Free-agent pitcher Alex Cobb talks about what went into his decision to sign with the Baltimore Orioles. (Baltimore Sun video)
SARASOTA, FLA. — As much as the Orioles' signing of right-hander Alex Cobb to a four-year deal worth more than any other pitching contract they've ever awarded sent a signal to their fans that they have addressed the needs of their starting rotation, that message was received tenfold inside the clubhouse.
A major league group that spent most of the spring wondering aloud whether the team would reach outside the organization for a starter such as Cobb was abuzz that the club on Wednesday night answered in the affirmative.
It was a clear statement that despite an inevitable change in the team's core after the 2018 season, they'd be equipped to make one last run at a championship.
"We're going for it — period," catcher Caleb Joseph said. "We're going for it. Fortunately, the five years that I've been a part of this team, we've been going for it every time. I think there was possibly a little gray area of whether we were or not, but we made some excellent acquisitions. We're obviously going for it. We know we can score runs. Now it's going to be interesting to see with the guys we have on the mound. We're really excited about it."
Said Kevin Gausman, last year's Opening Day starter: "It's just exciting. I was telling my wife last night that it's nice to know that especially with how the offseason was, and everybody talking about teams not being competitive, our owners were willing to go out there and get a guy that's proven — not just proven in the American League, but in the AL East. We're happy to have him."
Gausman's approval of the commitment ownership showed was echoed across the clubhouse. After setting club records for payrolls in recent seasons, the team’s high salaries for Ubaldo Jiménez, J.J. Hardy, Wade Miley, and Jeremy Hellickson came off the books. But with All-Stars Adam Jones, Manny Machado, Zach Britton and Brad Brach allowed to reach their walk year, there was uncertainty among the players as to what both 2018 and beyond would look like.
That the Orioles and the Angelos family committed $57 million for Cobb and matched the club’s longest pitching contract — four years — made clear that they'll have a quality starter for the present and the future.
"I think it says that ownership is willing to spend the money to keep us competitive. Especially this year, you can look at our club," Gausman said. "Nobody is dumb around here. There's probably going to be some guys who are gone after this next season. Our window to go win a championship is this year.
“So, I think it kind of proves to everybody that they're willing to spend money on a guy that's proven, and is going to be a guy that's going to eat innings. He's had really good success in a tough division to pitch in, so I think it makes everybody a little bit more confident, and confident in the fact that with all the teams in baseball that aren't being competitive and are just kind of banking on the draft, our ownership isn't one of those. That's good."
Five pieces of fallout from the Orioles' four-year agreement with right-hander Alex Cobb, including what happens to the rest of the fifth starter candidates, how they build a bullpen and bench, and what it says about the Orioles both this year and going forward
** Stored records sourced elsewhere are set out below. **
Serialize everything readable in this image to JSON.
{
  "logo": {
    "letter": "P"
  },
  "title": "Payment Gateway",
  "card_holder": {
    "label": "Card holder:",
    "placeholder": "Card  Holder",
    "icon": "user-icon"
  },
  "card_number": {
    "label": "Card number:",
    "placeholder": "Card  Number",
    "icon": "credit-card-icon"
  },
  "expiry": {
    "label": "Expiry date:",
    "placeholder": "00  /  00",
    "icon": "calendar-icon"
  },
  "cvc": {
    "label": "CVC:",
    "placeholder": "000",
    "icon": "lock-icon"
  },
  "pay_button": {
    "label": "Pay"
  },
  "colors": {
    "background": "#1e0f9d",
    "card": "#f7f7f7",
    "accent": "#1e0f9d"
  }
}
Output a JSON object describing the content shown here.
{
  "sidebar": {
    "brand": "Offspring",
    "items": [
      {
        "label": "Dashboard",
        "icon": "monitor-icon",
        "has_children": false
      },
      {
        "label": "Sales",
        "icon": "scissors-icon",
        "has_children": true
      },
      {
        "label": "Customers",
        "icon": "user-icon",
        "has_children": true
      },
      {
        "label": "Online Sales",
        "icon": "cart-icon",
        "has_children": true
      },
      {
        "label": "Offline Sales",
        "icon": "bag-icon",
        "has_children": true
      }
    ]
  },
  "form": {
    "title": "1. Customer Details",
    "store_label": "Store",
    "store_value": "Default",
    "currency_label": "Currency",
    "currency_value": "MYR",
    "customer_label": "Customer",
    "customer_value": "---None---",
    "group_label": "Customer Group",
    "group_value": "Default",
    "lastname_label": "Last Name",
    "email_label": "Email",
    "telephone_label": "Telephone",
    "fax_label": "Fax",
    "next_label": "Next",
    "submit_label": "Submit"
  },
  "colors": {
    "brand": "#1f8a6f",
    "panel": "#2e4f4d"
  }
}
Said reliever Darren O'Day said: "I'm pretty excited. It's a tough division, man. You need all the help you can get, so it's exciting that ownership felt that Alex was worth it. Alex, we've been playing against him for six years now. I know how good he is, so it's exciting that he's on our team now. Hopefully, he'll continue to do what we've been watching him do to us for a long time."
For some of the Orioles' hitters, who have seen firsthand what Cobb can do, the addition is a boost as well. Third baseman Tim Beckham, who spent the beginning of his career on the Tampa Bay Rays with Cobb before he was traded July 31 to the Orioles, called Wednesday "a good day for the Orioles."
"You've got a professional pitcher coming in here, a professional guy," Beckham said. "He's a great teammate, and he's definitely going to help our club out a lot. ... Every day we go out, we've got a chance to win a ballgame. Every fifth game, Cobby gets the ball, he's going to go out there and compete. I know that about him. He's going to leave it all out on the field, and he's going to give us a chance to win the ballgame."
Center fielder Adam Jones, the longest-tenured player on the team, wants that version of Cobb to be the one the Orioles have for the next four years. He acknowledged that he and his teammates have spent plenty of time discussing such an addition before it happened.
"Obviously, people say, 'Would you like [Lance] Lynn? Would you like Cobb? Both,” Jones said. “Both the guys are tremendous competitors, and when you see Lynn sign, you're like, 'Oh, OK.' When you see what he signed for, you always think, that ... we could have done that. I don't know the business side of it. We just think as competitors.
"So he's off the market. Now could something happen with [Cobb?] Could we really go out and get this dude? People talk clubhouse, on the field, various things, just about what kind of guy this would be for our club. We ended up getting him. Finally. One of our thoughts we spoke into existence."